**Activity**
Every line of the entries below that includes "title" belongs in the answer, copied as written.

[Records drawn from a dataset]
BEGIN

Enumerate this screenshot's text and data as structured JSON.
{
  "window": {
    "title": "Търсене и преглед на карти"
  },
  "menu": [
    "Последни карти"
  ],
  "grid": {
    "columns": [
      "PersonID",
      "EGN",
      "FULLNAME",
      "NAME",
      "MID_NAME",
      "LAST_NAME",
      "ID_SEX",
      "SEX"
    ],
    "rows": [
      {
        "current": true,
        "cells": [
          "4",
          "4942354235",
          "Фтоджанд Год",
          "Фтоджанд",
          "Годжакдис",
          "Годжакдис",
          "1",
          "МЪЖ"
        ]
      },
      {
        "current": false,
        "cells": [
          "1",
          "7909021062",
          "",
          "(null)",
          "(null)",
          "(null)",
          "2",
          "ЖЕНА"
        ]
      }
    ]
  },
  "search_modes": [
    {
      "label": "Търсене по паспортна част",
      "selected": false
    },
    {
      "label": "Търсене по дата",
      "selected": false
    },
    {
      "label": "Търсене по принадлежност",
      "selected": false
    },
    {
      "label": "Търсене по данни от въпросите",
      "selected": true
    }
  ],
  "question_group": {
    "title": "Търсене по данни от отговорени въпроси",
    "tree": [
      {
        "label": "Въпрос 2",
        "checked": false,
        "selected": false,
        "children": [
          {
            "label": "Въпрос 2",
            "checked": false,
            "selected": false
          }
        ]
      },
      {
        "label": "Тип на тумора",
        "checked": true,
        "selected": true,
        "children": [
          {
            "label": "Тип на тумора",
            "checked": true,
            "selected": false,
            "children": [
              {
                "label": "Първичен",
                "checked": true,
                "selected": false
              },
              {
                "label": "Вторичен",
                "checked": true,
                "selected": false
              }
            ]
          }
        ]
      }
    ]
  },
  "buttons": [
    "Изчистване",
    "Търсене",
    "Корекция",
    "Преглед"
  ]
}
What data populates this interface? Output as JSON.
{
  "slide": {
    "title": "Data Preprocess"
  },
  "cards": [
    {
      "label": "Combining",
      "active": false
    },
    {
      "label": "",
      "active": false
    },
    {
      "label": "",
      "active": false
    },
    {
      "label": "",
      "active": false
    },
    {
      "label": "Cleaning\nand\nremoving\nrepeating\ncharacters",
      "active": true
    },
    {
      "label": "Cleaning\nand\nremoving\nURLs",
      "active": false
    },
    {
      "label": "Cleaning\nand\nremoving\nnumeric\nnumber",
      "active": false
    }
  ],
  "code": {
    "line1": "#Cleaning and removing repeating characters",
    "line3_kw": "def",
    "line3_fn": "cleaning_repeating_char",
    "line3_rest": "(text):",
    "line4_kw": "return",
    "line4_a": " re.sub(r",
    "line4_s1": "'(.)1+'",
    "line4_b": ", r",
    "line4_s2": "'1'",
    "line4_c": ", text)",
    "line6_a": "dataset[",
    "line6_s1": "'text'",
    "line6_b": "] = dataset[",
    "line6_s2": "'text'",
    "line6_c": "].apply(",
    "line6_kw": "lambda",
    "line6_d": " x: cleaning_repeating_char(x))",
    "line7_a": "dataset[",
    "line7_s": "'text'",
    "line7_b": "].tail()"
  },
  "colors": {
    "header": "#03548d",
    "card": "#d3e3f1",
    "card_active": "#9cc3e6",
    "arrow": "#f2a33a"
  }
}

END

**Finished exercise**
    "title": "Търсене и преглед на карти"
    "title": "Търсене по данни от отговорени въпроси",
    "title": "Data Preprocess"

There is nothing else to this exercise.